WiMAX is designed as a wireless alternative to DSL and cable for last mile broadband access and as way to interconnect Wi-Fi hotspots into a Metropolitan Area Network. Although, the actual uses for WiMAX overlaps those for Wireless Local Area Network up until the mobile Wide Area Network level. Telephone and cable companies are closely probing the potential of WiMAX as a "last mile" connectivity option. This will result to a better-priced service for both home and business customers and not to mention the elimination of the "captive" customer bases for both telephone and cable networks.
In theory, WiMAX can provide connectivity to users within a 31 mile radius even if there is no direct line if sight. However, actual field tests show that the practical limits seem to be just around 3 to 5 miles. According to WiMAX proponents, the technology can provide shared data rates up to 70 Mbit/s. This is enough to connect 60 T1-type connections simultaneously and over a thousand homes running at 1 Mbit/s DSL level connectivity. Practical maximum data rates in actual field tests show can only go between 500 kbit/s to 2 Mbit/s and is quite dependent on the conditions at a given site.
Despite the numbers given, there are a lot of ways to improve the speed and range of a WiMAX connection using pre-existing technology. One interesting option for companies with analog cellular network is to let WiMAX "share" a cell tower since it will not interfere with any of the function of the cellular arrays while utilizing the licensed radio frequencies of the analog cellular network to increase its speed and range. A WiMAX antenna can also be directly connected to an Internet backbone using a fiber optic cable. This is one of the means to increase bandwidth for data-intensive applications running across a wireless network or as a back-haul for cellular phone and Internet traffic from a remote area back to a backbone. WiMAX can effectively improve a wireless infrastructure in a decentralized, inexpensive and deployment-friendly manner.

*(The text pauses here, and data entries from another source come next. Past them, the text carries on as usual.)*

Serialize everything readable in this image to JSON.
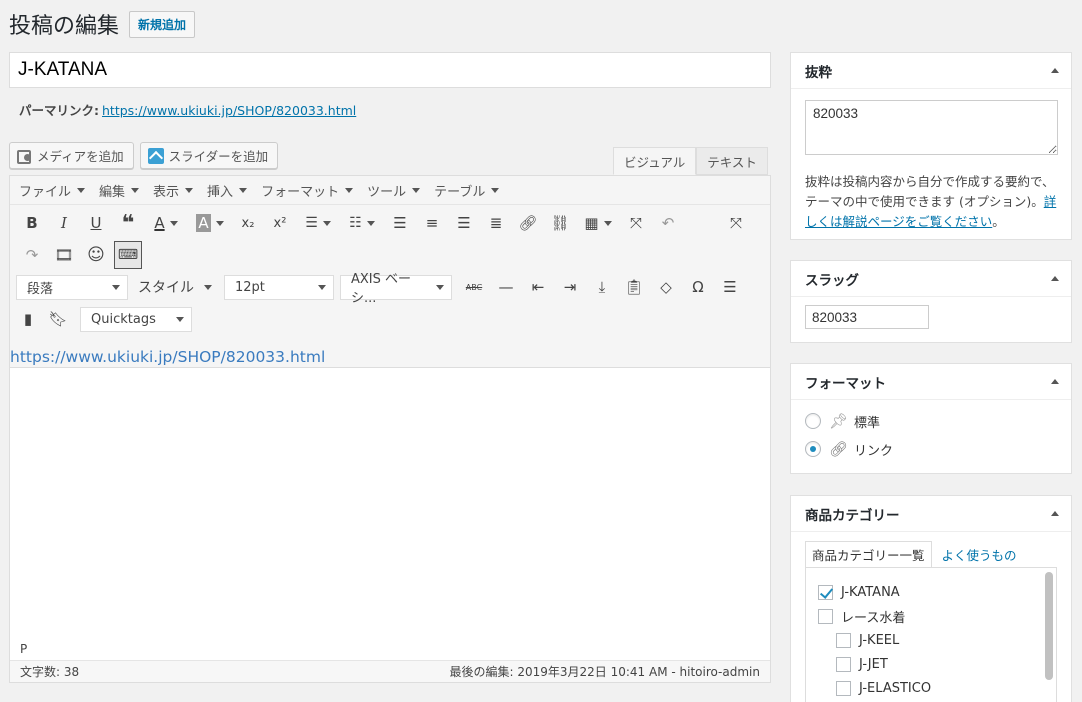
{
  "page": {
    "title": "投稿の編集",
    "add_new_label": "新規追加"
  },
  "post": {
    "title_value": "J-KATANA",
    "permalink_label": "パーマリンク:",
    "permalink_url": "https://www.ukiuki.jp/SHOP/820033.html"
  },
  "media_buttons": {
    "add_media": "メディアを追加",
    "add_slider": "スライダーを追加"
  },
  "editor_tabs": {
    "visual": "ビジュアル",
    "text": "テキスト"
  },
  "menubar": [
    "ファイル",
    "編集",
    "表示",
    "挿入",
    "フォーマット",
    "ツール",
    "テーブル"
  ],
  "toolbar": {
    "paragraph": "段落",
    "style": "スタイル",
    "font_size": "12pt",
    "font_family": "AXIS ベーシ...",
    "quicktags": "Quicktags"
  },
  "editor": {
    "content": "https://www.ukiuki.jp/SHOP/820033.html",
    "path": "P",
    "word_count": "文字数: 38",
    "last_edited": "最後の編集: 2019年3月22日 10:41 AM - hitoiro-admin"
  },
  "excerpt_box": {
    "title": "抜粋",
    "value": "820033",
    "help_text": "抜粋は投稿内容から自分で作成する要約で、テーマの中で使用できます (オプション)。",
    "help_link": "詳しくは解説ページをご覧ください",
    "help_tail": "。"
  },
  "slug_box": {
    "title": "スラッグ",
    "value": "820033"
  },
  "format_box": {
    "title": "フォーマット",
    "options": [
      {
        "label": "標準",
        "icon": "pin-icon",
        "selected": false
      },
      {
        "label": "リンク",
        "icon": "link-icon",
        "selected": true
      }
    ]
  },
  "category_box": {
    "title": "商品カテゴリー",
    "tab_all": "商品カテゴリー一覧",
    "tab_popular": "よく使うもの",
    "items": [
      {
        "label": "J-KATANA",
        "checked": true,
        "level": 0
      },
      {
        "label": "レース水着",
        "checked": false,
        "level": 0
      },
      {
        "label": "J-KEEL",
        "checked": false,
        "level": 1
      },
      {
        "label": "J-JET",
        "checked": false,
        "level": 1
      },
      {
        "label": "J-ELASTICO",
        "checked": false,
        "level": 1
      }
    ]
  },
  "colors": {
    "link": "#0073aa",
    "radio_active": "#1e8cbe"
  }
}
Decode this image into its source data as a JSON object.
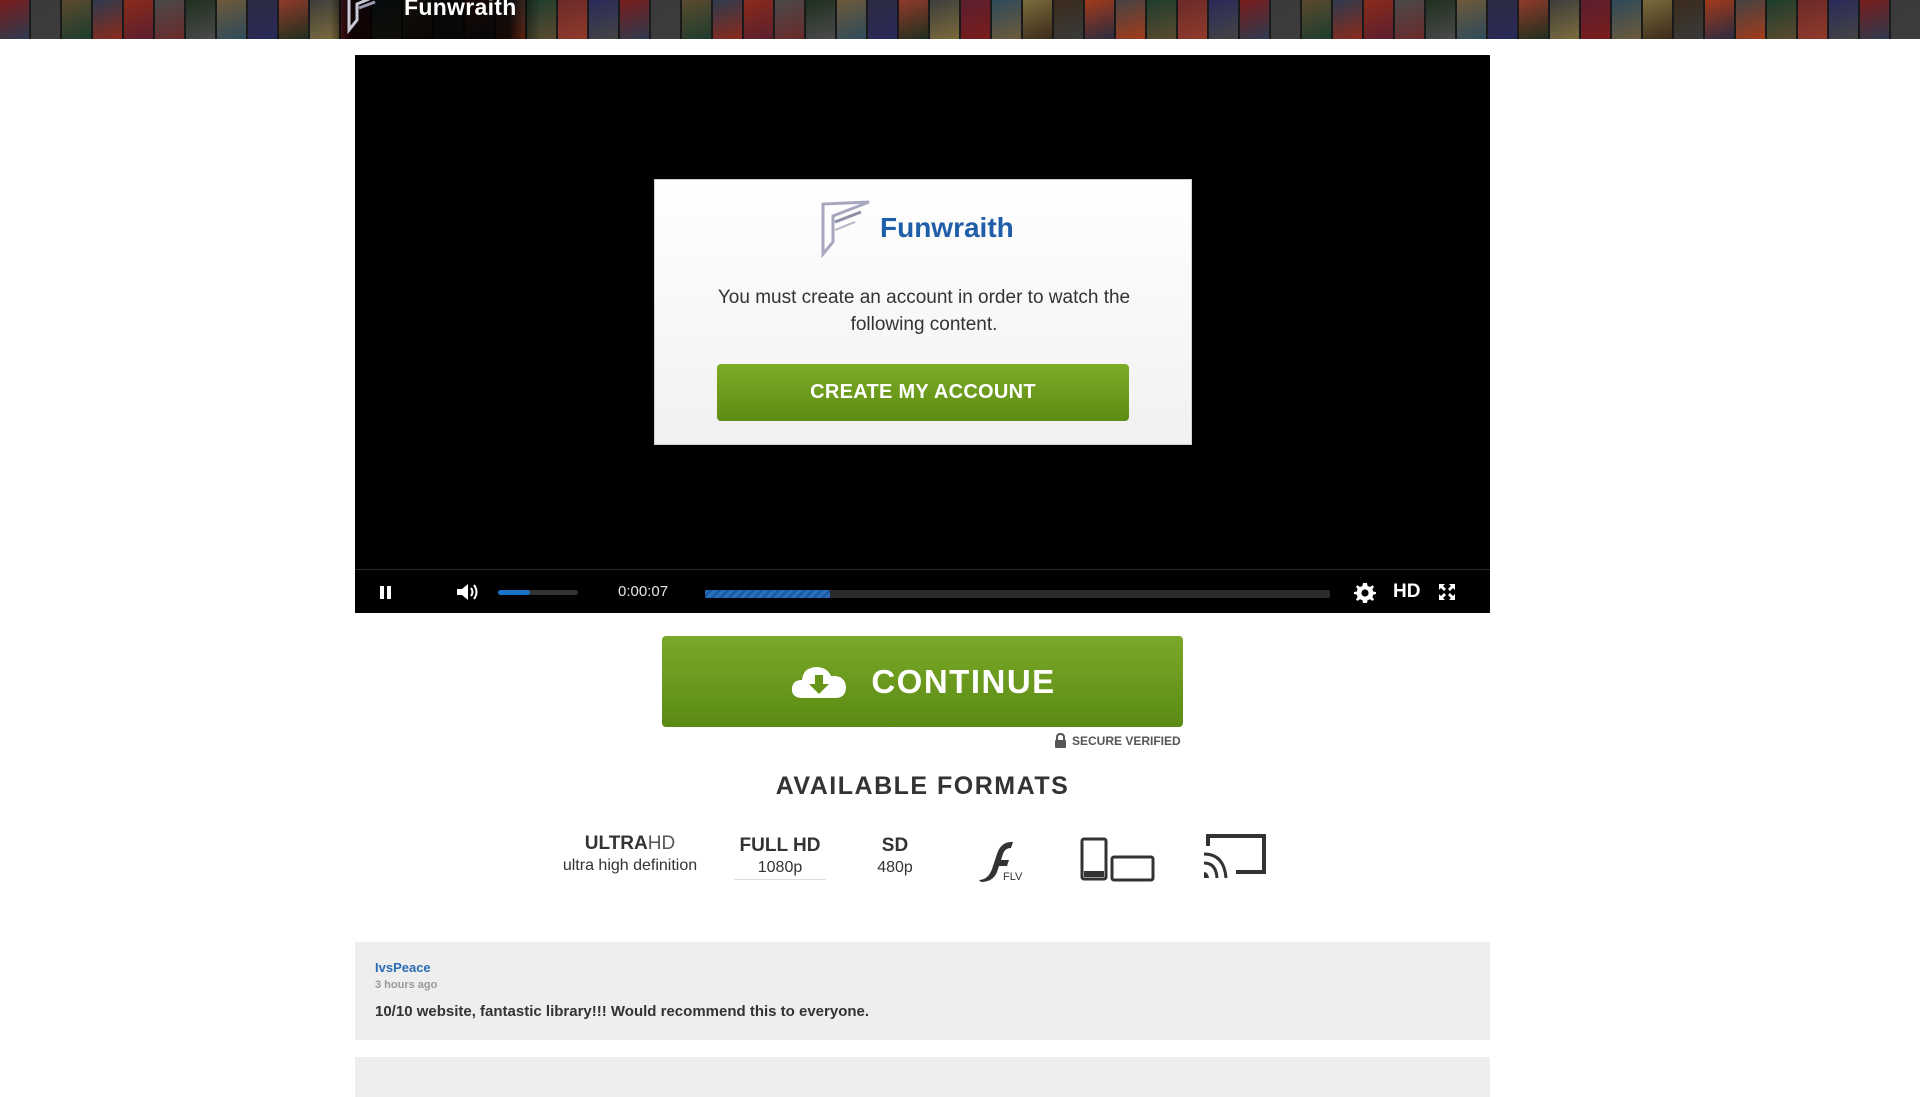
{
  "header": {
    "title": "Funwraith",
    "poster_colors": [
      "#7a1c1c",
      "#3a3a3a",
      "#5b4a2e",
      "#2d3b4f",
      "#8b2a1a",
      "#4a4a4a",
      "#1f2f1f",
      "#6d5a3a",
      "#2b2b40",
      "#913a2a",
      "#3d3d3d",
      "#5a1f2e",
      "#2e4a5a",
      "#7b6b3b",
      "#3b2b1b",
      "#a33a1a",
      "#444444",
      "#1d3d2d",
      "#6a2a2a",
      "#2a2a5a"
    ]
  },
  "player": {
    "modal": {
      "brand": "Funwraith",
      "message": "You must create an account in order to watch the following content.",
      "button": "CREATE MY ACCOUNT"
    },
    "controls": {
      "time": "0:00:07",
      "quality": "HD",
      "volume_fraction": 0.4,
      "progress_fraction": 0.2
    }
  },
  "continue_label": "CONTINUE",
  "secure_label": "SECURE VERIFIED",
  "formats_title": "AVAILABLE FORMATS",
  "formats": {
    "ultra": {
      "bold": "ULTRA",
      "thin": "HD",
      "sub": "ultra high definition"
    },
    "full": {
      "name": "FULL HD",
      "sub": "1080p"
    },
    "sd": {
      "name": "SD",
      "sub": "480p"
    },
    "flv": {
      "label": "FLV"
    }
  },
  "comments": [
    {
      "author": "IvsPeace",
      "time": "3 hours ago",
      "text": "10/10 website, fantastic library!!! Would recommend this to everyone."
    },
    {
      "author": "",
      "time": "",
      "text": ""
    }
  ],
  "colors": {
    "accent_green": "#6b9a1c",
    "brand_blue": "#1f5ea8",
    "progress_blue": "#2b6fbf"
  }
}
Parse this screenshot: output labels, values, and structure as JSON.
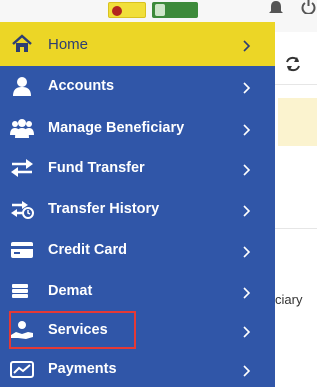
{
  "menu": {
    "items": [
      {
        "label": "Home",
        "icon": "home-icon"
      },
      {
        "label": "Accounts",
        "icon": "user-icon"
      },
      {
        "label": "Manage Beneficiary",
        "icon": "users-icon"
      },
      {
        "label": "Fund Transfer",
        "icon": "transfer-arrows-icon"
      },
      {
        "label": "Transfer History",
        "icon": "history-transfer-icon"
      },
      {
        "label": "Credit Card",
        "icon": "credit-card-icon"
      },
      {
        "label": "Demat",
        "icon": "stack-icon"
      },
      {
        "label": "Services",
        "icon": "services-hand-icon"
      },
      {
        "label": "Payments",
        "icon": "payments-icon"
      }
    ],
    "active_item": "Home",
    "highlighted_item": "Services"
  },
  "background": {
    "partial_text": "ciary"
  },
  "colors": {
    "menu_bg": "#3056a8",
    "active_bg": "#ecd626",
    "highlight_border": "#e53935"
  }
}
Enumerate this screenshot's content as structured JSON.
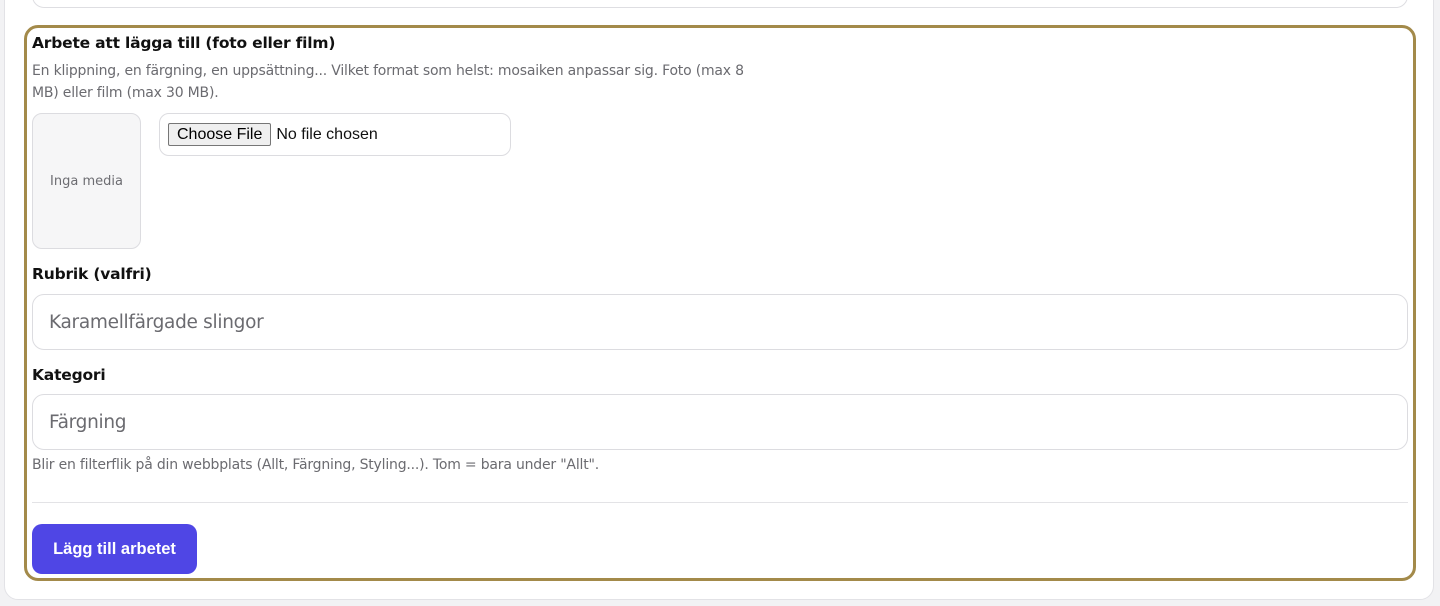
{
  "upload": {
    "label": "Arbete att lägga till (foto eller film)",
    "help_line1": "En klippning, en färgning, en uppsättning... Vilket format som helst: mosaiken anpassar sig. Foto (max 8",
    "help_line2": "MB) eller film (max 30 MB).",
    "preview_empty": "Inga media",
    "choose_file_label": "Choose File",
    "file_status": "No file chosen"
  },
  "title_field": {
    "label": "Rubrik (valfri)",
    "placeholder": "Karamellfärgade slingor"
  },
  "category_field": {
    "label": "Kategori",
    "placeholder": "Färgning",
    "help": "Blir en filterflik på din webbplats (Allt, Färgning, Styling...). Tom = bara under \"Allt\"."
  },
  "actions": {
    "submit_label": "Lägg till arbetet"
  },
  "colors": {
    "accent": "#4f46e5",
    "highlight_border": "#a38a4a"
  }
}
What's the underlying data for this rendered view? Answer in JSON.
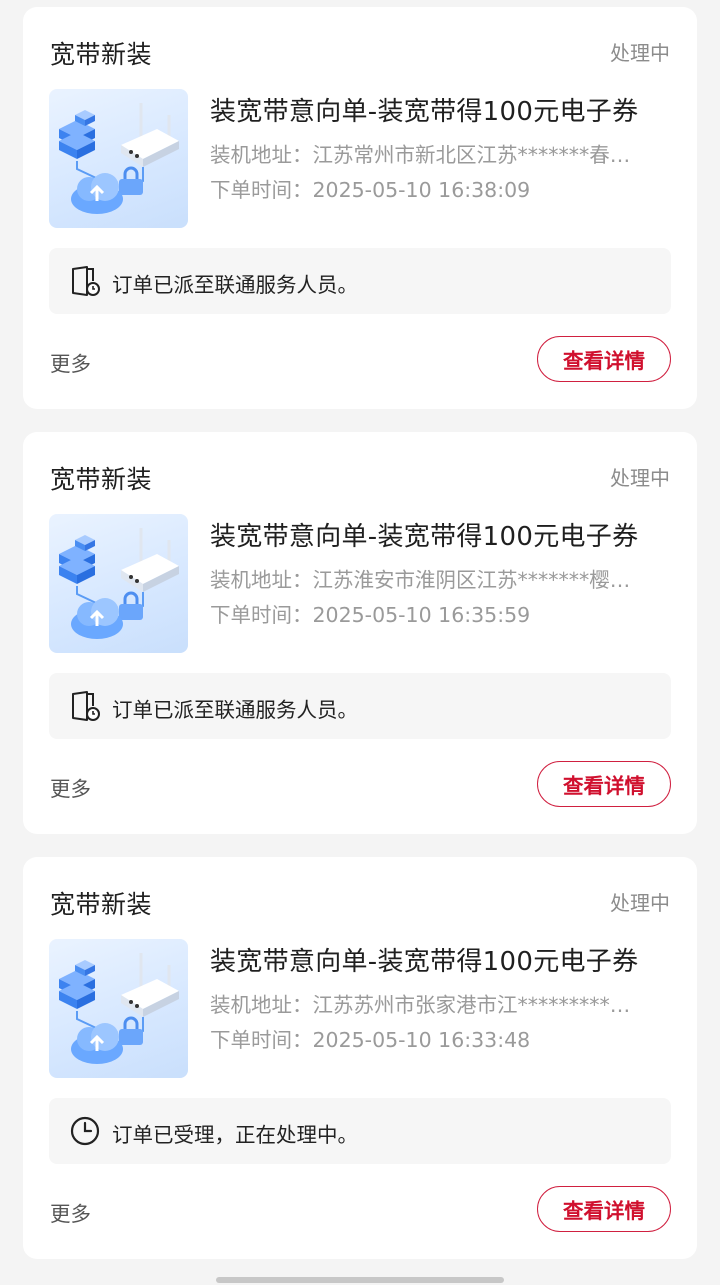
{
  "orders": [
    {
      "category": "宽带新装",
      "status": "处理中",
      "product_name": "装宽带意向单-装宽带得100元电子券",
      "address_line": "装机地址：江苏常州市新北区江苏*******春…",
      "time_line": "下单时间：2025-05-10 16:38:09",
      "notice_icon": "dispatch-door-icon",
      "notice": "订单已派至联通服务人员。",
      "more_label": "更多",
      "detail_label": "查看详情"
    },
    {
      "category": "宽带新装",
      "status": "处理中",
      "product_name": "装宽带意向单-装宽带得100元电子券",
      "address_line": "装机地址：江苏淮安市淮阴区江苏*******樱…",
      "time_line": "下单时间：2025-05-10 16:35:59",
      "notice_icon": "dispatch-door-icon",
      "notice": "订单已派至联通服务人员。",
      "more_label": "更多",
      "detail_label": "查看详情"
    },
    {
      "category": "宽带新装",
      "status": "处理中",
      "product_name": "装宽带意向单-装宽带得100元电子券",
      "address_line": "装机地址：江苏苏州市张家港市江*********…",
      "time_line": "下单时间：2025-05-10 16:33:48",
      "notice_icon": "clock-icon",
      "notice": "订单已受理，正在处理中。",
      "more_label": "更多",
      "detail_label": "查看详情"
    }
  ],
  "colors": {
    "accent": "#d0102e",
    "page_bg": "#f4f4f4",
    "card_bg": "#ffffff",
    "notice_bg": "#f6f6f6",
    "muted_text": "#9a9a9a"
  }
}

WiMAX is seen as a very good alternative to expensive urban deployments of T1 back-hauls in developing countries with limited wired infrastructure and cruel geography. The cost to install a WiMAX station as a single hub or using an existing cellular tower will be very small compared to a wired solution. WiMAX's 31-mile diametrical range also works well with the low population density and the wide flat areas common to developing countries. Some areas have skipped wired structures due to inhibitive costs and WiMAX can easily fill the gap in-between with its low-cost wireless solution.
There is no global license assigned for WiMAX although it has a very wide RF spectrum under the IEEE 802.16 specifications. The primary band used in the US for WiMAX is around 2.5 GHz although majority of the band is already assigned to Sprint Nextel. In other parts of the world, the bands used are usually around 2.3/2.5 GHz, 3.5 GHz and 5 GHz where the 2.3/2.5 GHz is widely used in Asia.